RECORDS PROVIDED: Begin

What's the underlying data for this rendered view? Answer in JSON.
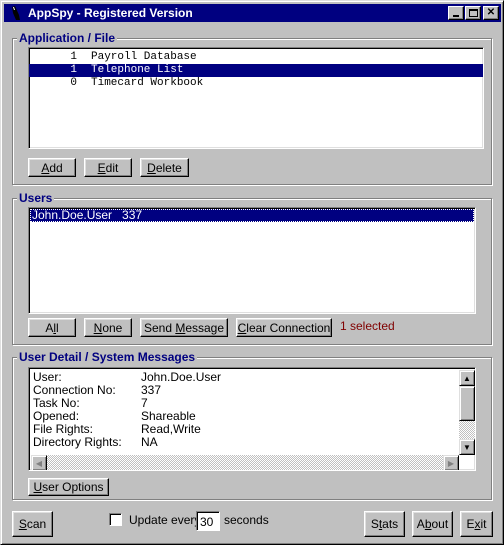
{
  "window": {
    "title": "AppSpy - Registered Version",
    "controls": [
      "minimize-icon",
      "maximize-icon",
      "close-icon"
    ]
  },
  "app_file": {
    "legend": "Application / File",
    "items": [
      {
        "count": "1",
        "name": "Payroll Database",
        "selected": false
      },
      {
        "count": "1",
        "name": "Telephone List",
        "selected": true
      },
      {
        "count": "0",
        "name": "Timecard Workbook",
        "selected": false
      }
    ],
    "buttons": {
      "add": "Add",
      "edit": "Edit",
      "delete": "Delete"
    }
  },
  "users": {
    "legend": "Users",
    "items": [
      {
        "label": "John.Doe.User   337",
        "selected": true
      }
    ],
    "buttons": {
      "all": "All",
      "none": "None",
      "send_message": "Send Message",
      "clear_connection": "Clear Connection"
    },
    "status": "1 selected"
  },
  "detail": {
    "legend": "User Detail / System Messages",
    "rows": [
      {
        "key": "User:",
        "value": "John.Doe.User"
      },
      {
        "key": "Connection No:",
        "value": "337"
      },
      {
        "key": "Task No:",
        "value": "7"
      },
      {
        "key": "Opened:",
        "value": "Shareable"
      },
      {
        "key": "File Rights:",
        "value": "Read,Write"
      },
      {
        "key": "Directory Rights:",
        "value": "NA"
      }
    ],
    "user_options": "User Options"
  },
  "footer": {
    "scan": "Scan",
    "update_label": "Update every",
    "update_checked": false,
    "interval": "30",
    "seconds_label": "seconds",
    "stats": "Stats",
    "about": "About",
    "exit": "Exit"
  }
}
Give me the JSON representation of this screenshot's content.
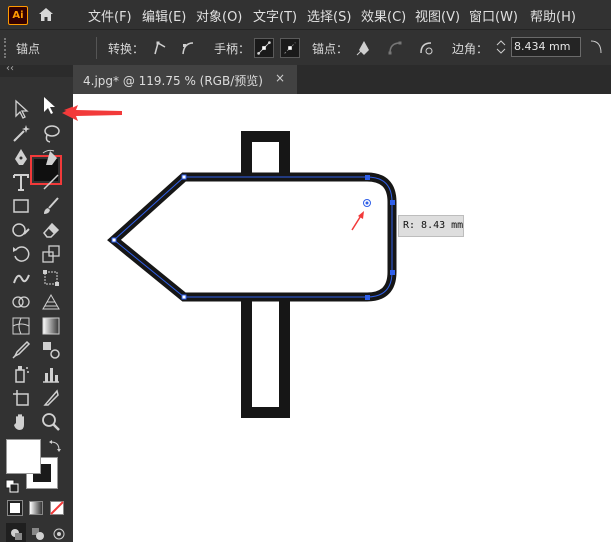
{
  "app": {
    "logo_text": "Ai"
  },
  "menu": {
    "items": [
      "文件(F)",
      "编辑(E)",
      "对象(O)",
      "文字(T)",
      "选择(S)",
      "效果(C)",
      "视图(V)",
      "窗口(W)",
      "帮助(H)"
    ]
  },
  "control_bar": {
    "context_label": "锚点",
    "convert_label": "转换：",
    "handles_label": "手柄：",
    "anchors_label": "锚点：",
    "corner_label": "边角：",
    "corner_value": "8.434 mm"
  },
  "document": {
    "tab_title": "4.jpg* @ 119.75 % (RGB/预览)",
    "close_glyph": "×"
  },
  "canvas": {
    "tooltip_text": "R: 8.43 mm"
  },
  "toolbar": {
    "collapse_glyph": "‹‹",
    "selected_tool": "direct-selection-tool",
    "tools": [
      "selection",
      "direct-selection",
      "magic-wand",
      "lasso",
      "pen",
      "curvature",
      "type",
      "line-segment",
      "rectangle",
      "paintbrush",
      "shaper",
      "eraser",
      "rotate",
      "scale",
      "warp",
      "free-transform",
      "shape-builder",
      "perspective-grid",
      "mesh",
      "gradient",
      "eyedropper",
      "blend",
      "symbol-sprayer",
      "column-graph",
      "artboard",
      "slice",
      "hand",
      "zoom"
    ]
  },
  "colors": {
    "accent_red": "#f23a3a",
    "path_blue": "#2f5fe8",
    "sign_stroke": "#161616"
  }
}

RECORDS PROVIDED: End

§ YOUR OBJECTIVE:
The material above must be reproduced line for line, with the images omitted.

§ SOLUTION:
What's the underlying data for this rendered view? Answer in JSON.
{
  "window": {
    "title": "AppSpy - Registered Version",
    "controls": [
      "minimize-icon",
      "maximize-icon",
      "close-icon"
    ]
  },
  "app_file": {
    "legend": "Application / File",
    "items": [
      {
        "count": "1",
        "name": "Payroll Database",
        "selected": false
      },
      {
        "count": "1",
        "name": "Telephone List",
        "selected": true
      },
      {
        "count": "0",
        "name": "Timecard Workbook",
        "selected": false
      }
    ],
    "buttons": {
      "add": "Add",
      "edit": "Edit",
      "delete": "Delete"
    }
  },
  "users": {
    "legend": "Users",
    "items": [
      {
        "label": "John.Doe.User   337",
        "selected": true
      }
    ],
    "buttons": {
      "all": "All",
      "none": "None",
      "send_message": "Send Message",
      "clear_connection": "Clear Connection"
    },
    "status": "1 selected"
  },
  "detail": {
    "legend": "User Detail / System Messages",
    "rows": [
      {
        "key": "User:",
        "value": "John.Doe.User"
      },
      {
        "key": "Connection No:",
        "value": "337"
      },
      {
        "key": "Task No:",
        "value": "7"
      },
      {
        "key": "Opened:",
        "value": "Shareable"
      },
      {
        "key": "File Rights:",
        "value": "Read,Write"
      },
      {
        "key": "Directory Rights:",
        "value": "NA"
      }
    ],
    "user_options": "User Options"
  },
  "footer": {
    "scan": "Scan",
    "update_label": "Update every",
    "update_checked": false,
    "interval": "30",
    "seconds_label": "seconds",
    "stats": "Stats",
    "about": "About",
    "exit": "Exit"
  }
}
Give me the JSON representation of this screenshot's content.
{
  "app": {
    "logo_text": "Ai"
  },
  "menu": {
    "items": [
      "文件(F)",
      "编辑(E)",
      "对象(O)",
      "文字(T)",
      "选择(S)",
      "效果(C)",
      "视图(V)",
      "窗口(W)",
      "帮助(H)"
    ]
  },
  "control_bar": {
    "context_label": "锚点",
    "convert_label": "转换：",
    "handles_label": "手柄：",
    "anchors_label": "锚点：",
    "corner_label": "边角：",
    "corner_value": "8.434 mm"
  },
  "document": {
    "tab_title": "4.jpg* @ 119.75 % (RGB/预览)",
    "close_glyph": "×"
  },
  "canvas": {
    "tooltip_text": "R: 8.43 mm"
  },
  "toolbar": {
    "collapse_glyph": "‹‹",
    "selected_tool": "direct-selection-tool",
    "tools": [
      "selection",
      "direct-selection",
      "magic-wand",
      "lasso",
      "pen",
      "curvature",
      "type",
      "line-segment",
      "rectangle",
      "paintbrush",
      "shaper",
      "eraser",
      "rotate",
      "scale",
      "warp",
      "free-transform",
      "shape-builder",
      "perspective-grid",
      "mesh",
      "gradient",
      "eyedropper",
      "blend",
      "symbol-sprayer",
      "column-graph",
      "artboard",
      "slice",
      "hand",
      "zoom"
    ]
  },
  "colors": {
    "accent_red": "#f23a3a",
    "path_blue": "#2f5fe8",
    "sign_stroke": "#161616"
  }
}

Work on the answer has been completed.